Corporate transparency refers to how companies openly disclose information about their operations and financials.

What does “Company Applicants” mean?

“Company applicants” file the required documents with a state or federal agency such as the secretary of state.

How does the BOI report benefit small business owners?

The BOI report enhances the integrity of the business environment, potentially reducing fraud and making it easier for small businesses to establish trust with banks, investors, and partners.

Is there a way to correct errors in a submitted BOI report?

If errors are discovered in a submitted BOI report, the reporting entity can file a correction through the FinCEN e-filing platform by selecting the “Correct Prior Report” option.

Do sole proprietorships or general partnerships need to file BOI reports?

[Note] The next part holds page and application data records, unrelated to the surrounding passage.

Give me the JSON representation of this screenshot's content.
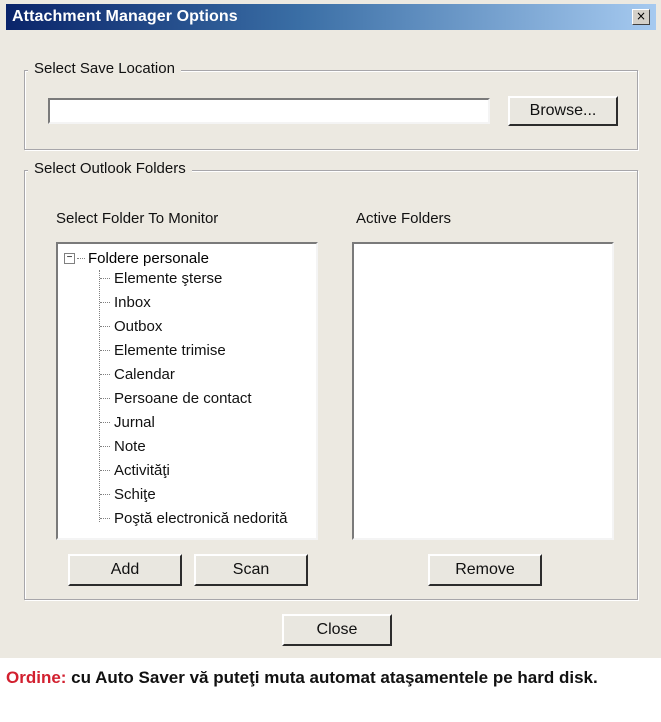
{
  "window": {
    "title": "Attachment Manager Options",
    "close_glyph": "×"
  },
  "save_location": {
    "group_label": "Select Save Location",
    "path_value": "",
    "browse_label": "Browse..."
  },
  "outlook_folders": {
    "group_label": "Select Outlook Folders",
    "monitor_label": "Select Folder To Monitor",
    "active_label": "Active Folders",
    "tree": {
      "root": "Foldere personale",
      "expander": "−",
      "items": [
        "Elemente şterse",
        "Inbox",
        "Outbox",
        "Elemente trimise",
        "Calendar",
        "Persoane de contact",
        "Jurnal",
        "Note",
        "Activităţi",
        "Schiţe",
        "Poştă electronică nedorită"
      ]
    },
    "active_folders": [],
    "add_label": "Add",
    "scan_label": "Scan",
    "remove_label": "Remove"
  },
  "close_label": "Close",
  "caption": {
    "prefix": "Ordine:",
    "text": " cu Auto Saver vă puteţi muta automat ataşamentele pe hard disk."
  },
  "colors": {
    "title_gradient_start": "#0a246a",
    "title_gradient_end": "#a6caf0",
    "dialog_bg": "#ece9e1",
    "caption_accent": "#d2202f"
  }
}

No, those entity types are exempt from the reporting requirement.

Is my BOI report information secure?

FinCEN stores the information in a secure, non-public database accessible only by authorized law enforcement agencies, intelligence agencies, and certain financial institutions.

What is a beneficial owner?

A beneficial owner is an individual who, directly or indirectly, owns or controls 25% of the ownership interests of a reporting company. It can also be someone who exercises substantial control over the entity, regardless of ownership interests.

What is the difference between a foreign reporting company and a domestic reporting company?

A foreign reporting company is formed or registered under the laws of a foreign country, while a domestic reporting company is formed or registered under United States federal or state law.

Start Your LLC Today

Click on the state below to get started.

Back to top